Improving Your Poker Hands

Poker is a card game that involves betting and raising money, called chips, to win. It is a game of chance, but skill makes a huge difference in winning and losing. Poker requires concentration and the ability to analyze the situation quickly. It also requires observing your opponents, their body language, and their bets. It can be very mentally draining, especially if you are not winning. But, if you can control your emotions and learn from your mistakes, you can improve your results.

In a game of poker, there is no single winner in the main pot, but players may win different side pots. Players can also choose to re-buy into the pot, thus increasing their chances of winning. The game is a social activity that fosters community spirit, and it allows players to interact with each other and share their experiences. It also helps them develop social skills that they can use in their personal and professional life.

As with any card game, the first step is to learn the rules. It is important to know how much each player must contribute to the pot, called the “pot”, before they can call a bet and play a hand. The pot must be large enough to ensure that every player who wishes to play a hand can do so.

Next, the player must decide whether to bluff or fold. Bluffing can help him win a pot when he has a weak hand, but it can also backfire if he is caught. To make a good decision, the player must consider how much the pot is worth and what his odds of winning are.

To improve your bluffing skills, watch experienced players and analyze how they play their hands. If you notice a pattern in their play, you can change your own strategy to adapt to that trend. It is important to do this regularly, as a successful poker player will always be tweaking their strategy.

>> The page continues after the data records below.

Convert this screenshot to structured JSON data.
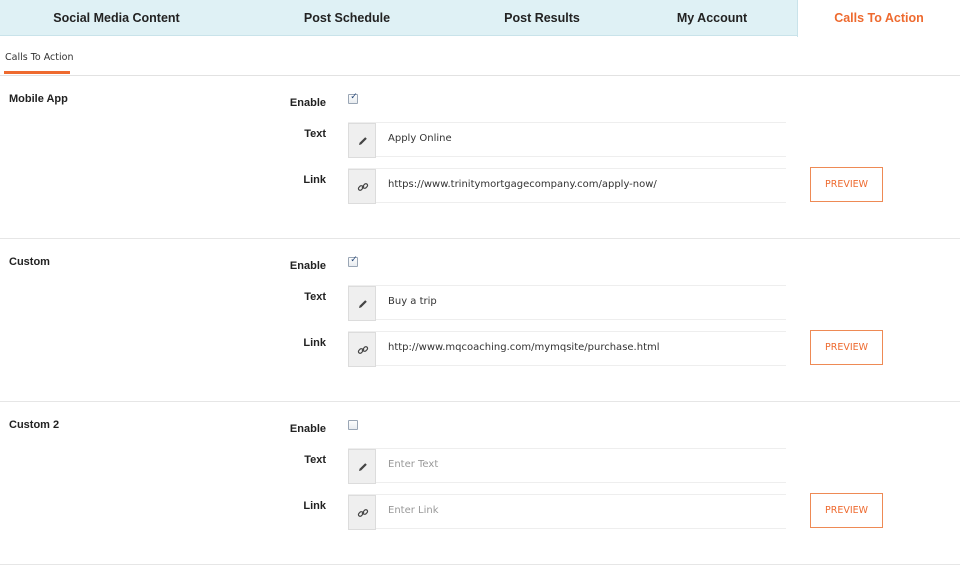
{
  "topnav": {
    "tabs": [
      {
        "label": "Social Media Content"
      },
      {
        "label": "Post Schedule"
      },
      {
        "label": "Post Results"
      },
      {
        "label": "My Account"
      },
      {
        "label": "Calls To Action"
      }
    ],
    "active_tab": "Calls To Action"
  },
  "subtabs": {
    "active": "Calls To Action"
  },
  "labels": {
    "enable": "Enable",
    "text": "Text",
    "link": "Link",
    "preview": "PREVIEW"
  },
  "sections": [
    {
      "title": "Mobile App",
      "enabled": true,
      "text_value": "Apply Online",
      "text_placeholder": "",
      "link_value": "https://www.trinitymortgagecompany.com/apply-now/",
      "link_placeholder": ""
    },
    {
      "title": "Custom",
      "enabled": true,
      "text_value": "Buy a trip",
      "text_placeholder": "",
      "link_value": "http://www.mqcoaching.com/mymqsite/purchase.html",
      "link_placeholder": ""
    },
    {
      "title": "Custom 2",
      "enabled": false,
      "text_value": "Enter Text",
      "text_placeholder": "Enter Text",
      "link_value": "Enter Link",
      "link_placeholder": "Enter Link"
    }
  ],
  "icons": {
    "text_field": "pencil-icon",
    "link_field": "link-icon"
  },
  "colors": {
    "accent": "#ee6a2f",
    "nav_bg": "#dff1f5",
    "checkbox_tick": "#2a4a7a"
  }
}
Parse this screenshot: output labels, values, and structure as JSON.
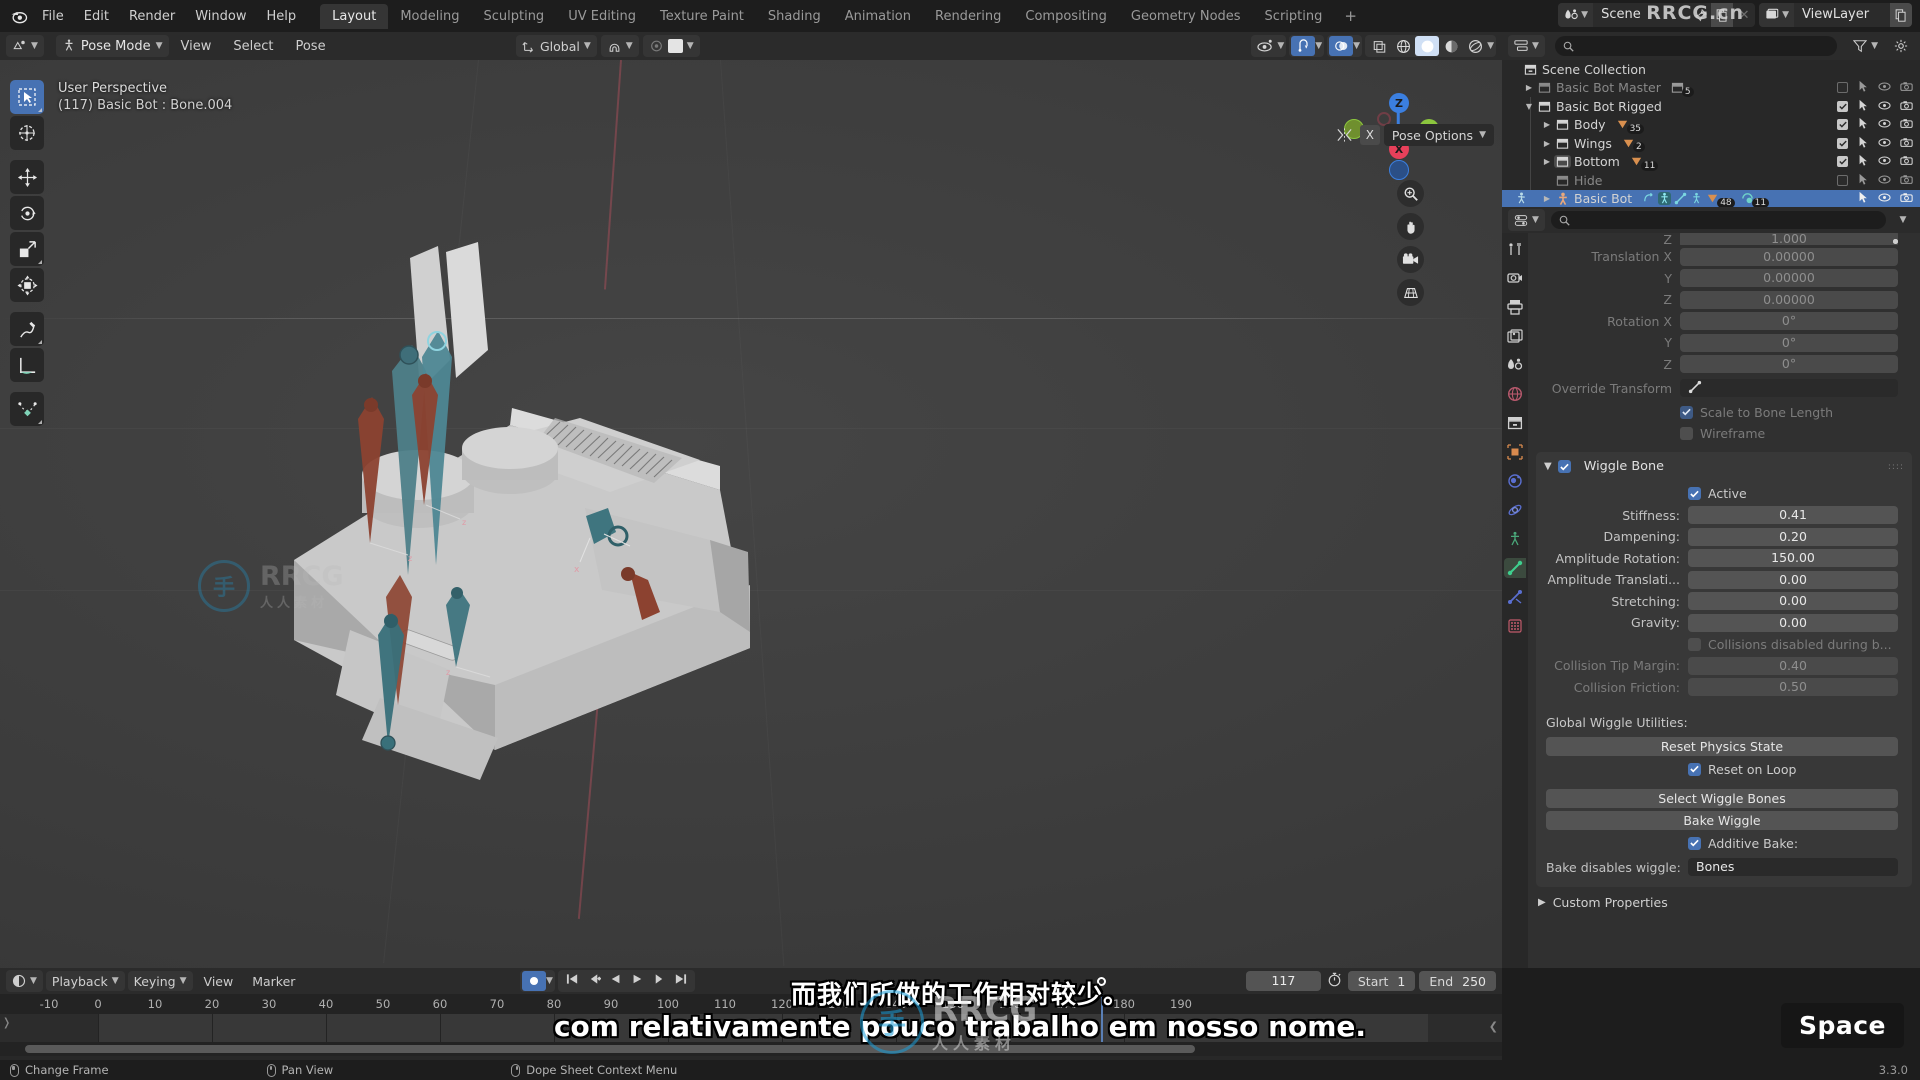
{
  "app": {
    "name": "Blender",
    "version": "3.3.0",
    "logo_icon": "blender-logo"
  },
  "topbar": {
    "menus": [
      "File",
      "Edit",
      "Render",
      "Window",
      "Help"
    ],
    "workspaces": [
      {
        "label": "Layout",
        "active": true
      },
      {
        "label": "Modeling",
        "active": false
      },
      {
        "label": "Sculpting",
        "active": false
      },
      {
        "label": "UV Editing",
        "active": false
      },
      {
        "label": "Texture Paint",
        "active": false
      },
      {
        "label": "Shading",
        "active": false
      },
      {
        "label": "Animation",
        "active": false
      },
      {
        "label": "Rendering",
        "active": false
      },
      {
        "label": "Compositing",
        "active": false
      },
      {
        "label": "Geometry Nodes",
        "active": false
      },
      {
        "label": "Scripting",
        "active": false
      }
    ],
    "add_workspace": "+",
    "scene": {
      "icon": "scene-icon",
      "name": "Scene",
      "pin_icon": "pin-icon",
      "copy_icon": "new-scene-icon",
      "close_icon": "close-icon"
    },
    "viewlayer": {
      "icon": "viewlayer-icon",
      "name": "ViewLayer",
      "copy_icon": "new-viewlayer-icon"
    }
  },
  "viewport_header": {
    "editor_type_icon": "editor-3dview-icon",
    "mode_icon": "pose-mode-icon",
    "mode": "Pose Mode",
    "menus": [
      "View",
      "Select",
      "Pose"
    ],
    "transform_orientation": {
      "icon": "orientation-icon",
      "value": "Global"
    },
    "snap_icon": "magnet-icon",
    "proportional_icon": "proportional-edit-icon",
    "proportional_falloff_icon": "falloff-smooth-icon",
    "visibility_icon": "eye-icon",
    "gizmo_icon": "gizmo-icon",
    "overlays_icon": "overlays-icon",
    "xray_icon": "xray-icon",
    "shading_modes": [
      "wireframe",
      "solid",
      "material-preview",
      "rendered"
    ],
    "shading_active": "solid",
    "pose_options": "Pose Options",
    "mirror_icon": "x-mirror-icon",
    "x_button": "X"
  },
  "viewport": {
    "perspective_label": "User Perspective",
    "selection_label": "(117) Basic Bot : Bone.004",
    "gizmo_axes": [
      {
        "label": "Z",
        "color": "#3b7fe0"
      },
      {
        "label": "Y",
        "color": "#8cc63e"
      },
      {
        "label": "X",
        "color": "#e8405a"
      }
    ],
    "nav_buttons": [
      "zoom-icon",
      "hand-pan-icon",
      "camera-icon",
      "grid-ortho-icon"
    ],
    "tools": [
      {
        "name": "tweak-select-tool",
        "icon": "cursor-select-icon",
        "active": true
      },
      {
        "name": "cursor-tool",
        "icon": "3d-cursor-icon",
        "active": false
      },
      {
        "name": "move-tool",
        "icon": "move-arrows-icon",
        "active": false
      },
      {
        "name": "rotate-tool",
        "icon": "rotate-icon",
        "active": false
      },
      {
        "name": "scale-tool",
        "icon": "scale-icon",
        "active": false
      },
      {
        "name": "transform-tool",
        "icon": "transform-icon",
        "active": false
      },
      {
        "name": "annotate-tool",
        "icon": "pencil-icon",
        "active": false
      },
      {
        "name": "measure-tool",
        "icon": "ruler-icon",
        "active": false
      },
      {
        "name": "breakdowner-tool",
        "icon": "curve-points-icon",
        "active": false
      }
    ]
  },
  "outliner": {
    "display_mode_icon": "outliner-icon",
    "filter_icon": "filter-icon",
    "search_placeholder": "",
    "rows": [
      {
        "label": "Scene Collection",
        "indent": 0,
        "icon": "collection-icon",
        "disclosure": "none",
        "dim": false,
        "selected": false,
        "toggles": {
          "checkbox": null,
          "cursor": false,
          "eye": false,
          "camera": false
        },
        "badges": []
      },
      {
        "label": "Basic Bot Master",
        "indent": 1,
        "icon": "collection-icon",
        "disclosure": "closed",
        "dim": true,
        "selected": false,
        "toggles": {
          "checkbox": false,
          "cursor": true,
          "eye": true,
          "camera": true
        },
        "badges": [
          {
            "icon": "collection-icon",
            "count": "5"
          }
        ]
      },
      {
        "label": "Basic Bot Rigged",
        "indent": 1,
        "icon": "collection-icon",
        "disclosure": "open",
        "dim": false,
        "selected": false,
        "toggles": {
          "checkbox": true,
          "cursor": true,
          "eye": true,
          "camera": true
        },
        "badges": []
      },
      {
        "label": "Body",
        "indent": 2,
        "icon": "collection-icon",
        "disclosure": "closed",
        "dim": false,
        "selected": false,
        "toggles": {
          "checkbox": true,
          "cursor": true,
          "eye": true,
          "camera": true
        },
        "badges": [
          {
            "icon": "mesh-icon",
            "count": "35"
          }
        ]
      },
      {
        "label": "Wings",
        "indent": 2,
        "icon": "collection-icon",
        "disclosure": "closed",
        "dim": false,
        "selected": false,
        "toggles": {
          "checkbox": true,
          "cursor": true,
          "eye": true,
          "camera": true
        },
        "badges": [
          {
            "icon": "mesh-icon",
            "count": "2"
          }
        ]
      },
      {
        "label": "Bottom",
        "indent": 2,
        "icon": "collection-icon",
        "disclosure": "closed",
        "dim": false,
        "selected": false,
        "toggles": {
          "checkbox": true,
          "cursor": true,
          "eye": true,
          "camera": true
        },
        "badges": [
          {
            "icon": "mesh-icon",
            "count": "11"
          }
        ]
      },
      {
        "label": "Hide",
        "indent": 2,
        "icon": "collection-icon",
        "disclosure": "none",
        "dim": true,
        "selected": false,
        "toggles": {
          "checkbox": false,
          "cursor": true,
          "eye": true,
          "camera": true
        },
        "badges": []
      },
      {
        "label": "Basic Bot",
        "indent": 2,
        "icon": "armature-icon",
        "disclosure": "closed",
        "dim": false,
        "selected": true,
        "toggles": {
          "checkbox": null,
          "cursor": true,
          "eye": true,
          "camera": true
        },
        "badges": [
          {
            "icon": "animation-icon",
            "count": ""
          },
          {
            "icon": "pose-icon",
            "count": ""
          },
          {
            "icon": "bone-icon",
            "count": ""
          },
          {
            "icon": "armature-data-icon",
            "count": ""
          },
          {
            "icon": "mesh-icon",
            "count": "48"
          },
          {
            "icon": "modifier-icon",
            "count": "11"
          }
        ]
      }
    ]
  },
  "properties": {
    "editor_icon": "properties-icon",
    "search_placeholder": "",
    "tabs": [
      {
        "name": "tool",
        "icon": "tool-icon",
        "active": false
      },
      {
        "name": "render",
        "icon": "render-camera-icon",
        "active": false
      },
      {
        "name": "output",
        "icon": "printer-icon",
        "active": false
      },
      {
        "name": "view-layer",
        "icon": "images-icon",
        "active": false
      },
      {
        "name": "scene",
        "icon": "scene-cone-icon",
        "active": false
      },
      {
        "name": "world",
        "icon": "world-icon",
        "active": false
      },
      {
        "name": "collection",
        "icon": "collection-icon",
        "active": false
      },
      {
        "name": "object",
        "icon": "object-square-icon",
        "active": false
      },
      {
        "name": "modifiers",
        "icon": "wrench-icon",
        "active": false
      },
      {
        "name": "physics",
        "icon": "physics-orbit-icon",
        "active": false
      },
      {
        "name": "object-constraints",
        "icon": "constraint-icon",
        "active": false
      },
      {
        "name": "bone",
        "icon": "bone-icon",
        "active": true
      },
      {
        "name": "bone-constraints",
        "icon": "bone-constraint-icon",
        "active": false
      },
      {
        "name": "texture",
        "icon": "checker-texture-icon",
        "active": false
      }
    ],
    "transform_fields": [
      {
        "label": "Z",
        "value": "1.000",
        "dim": true,
        "clipped": true
      },
      {
        "label": "Translation X",
        "value": "0.00000",
        "dim": true
      },
      {
        "label": "Y",
        "value": "0.00000",
        "dim": true
      },
      {
        "label": "Z",
        "value": "0.00000",
        "dim": true
      },
      {
        "label": "Rotation X",
        "value": "0°",
        "dim": true
      },
      {
        "label": "Y",
        "value": "0°",
        "dim": true
      },
      {
        "label": "Z",
        "value": "0°",
        "dim": true
      }
    ],
    "override_transform": {
      "label": "Override Transform",
      "icon": "bone-icon",
      "value": ""
    },
    "scale_to_bone_length": {
      "label": "Scale to Bone Length",
      "checked": true,
      "dim": true
    },
    "wireframe": {
      "label": "Wireframe",
      "checked": false,
      "dim": true
    },
    "wiggle_bone": {
      "panel_title": "Wiggle Bone",
      "panel_checked": true,
      "active": {
        "label": "Active",
        "checked": true
      },
      "fields": [
        {
          "label": "Stiffness:",
          "value": "0.41",
          "dim": false
        },
        {
          "label": "Dampening:",
          "value": "0.20",
          "dim": false
        },
        {
          "label": "Amplitude Rotation:",
          "value": "150.00",
          "dim": false
        },
        {
          "label": "Amplitude Translati...",
          "value": "0.00",
          "dim": false
        },
        {
          "label": "Stretching:",
          "value": "0.00",
          "dim": false
        },
        {
          "label": "Gravity:",
          "value": "0.00",
          "dim": false
        }
      ],
      "collisions_disabled": {
        "label": "Collisions disabled during b...",
        "checked": false,
        "dim": true
      },
      "collision_fields": [
        {
          "label": "Collision Tip Margin:",
          "value": "0.40",
          "dim": true
        },
        {
          "label": "Collision Friction:",
          "value": "0.50",
          "dim": true
        }
      ],
      "global_utilities_label": "Global Wiggle Utilities:",
      "reset_physics_state": "Reset Physics State",
      "reset_on_loop": {
        "label": "Reset on Loop",
        "checked": true
      },
      "select_wiggle_bones": "Select Wiggle Bones",
      "bake_wiggle": "Bake Wiggle",
      "additive_bake": {
        "label": "Additive Bake:",
        "checked": true
      },
      "bake_disables_wiggle": {
        "label": "Bake disables wiggle:",
        "value": "Bones"
      }
    },
    "custom_properties": "Custom Properties"
  },
  "timeline": {
    "editor_icon": "timeline-icon",
    "menus_dd": [
      "Playback",
      "Keying"
    ],
    "menus": [
      "View",
      "Marker"
    ],
    "auto_key_icon": "record-icon",
    "nav_icons": [
      "jump-start-icon",
      "prev-keyframe-icon",
      "play-reverse-icon",
      "play-icon",
      "next-keyframe-icon",
      "jump-end-icon"
    ],
    "current_frame": "117",
    "timer_icon": "stopwatch-icon",
    "start_label": "Start",
    "start_value": "1",
    "end_label": "End",
    "end_value": "250",
    "ruler_ticks": [
      "-10",
      "0",
      "10",
      "20",
      "30",
      "40",
      "50",
      "60",
      "70",
      "80",
      "90",
      "100",
      "110",
      "120",
      "130",
      "140",
      "150",
      "160",
      "170",
      "180",
      "190"
    ]
  },
  "statusbar": {
    "items": [
      {
        "mouse": "left",
        "label": "Change Frame"
      },
      {
        "mouse": "middle",
        "label": "Pan View"
      },
      {
        "mouse": "right",
        "label": "Dope Sheet Context Menu"
      }
    ],
    "version": "3.3.0"
  },
  "overlays": {
    "subtitle_cn": "而我们所做的工作相对较少。",
    "subtitle_pt": "com relativamente pouco trabalho em nosso nome.",
    "key_hint": "Space",
    "watermark_text": "RRCG",
    "watermark_sub": "人人素材",
    "watermark_topright": "RRCG.cn"
  }
}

The game of poker can be an excellent way to spend your free time, as it is an exciting and challenging game that will test your bluffing abilities and your ability to read other players’ actions. It will teach you to make decisions under uncertainty, which is a necessary skill in the real world. It will also teach you to value your money and learn to manage it better. Finally, it will teach you to respect the work of other players, which is another important life lesson. It is a great way to have fun and develop valuable skills for your future career.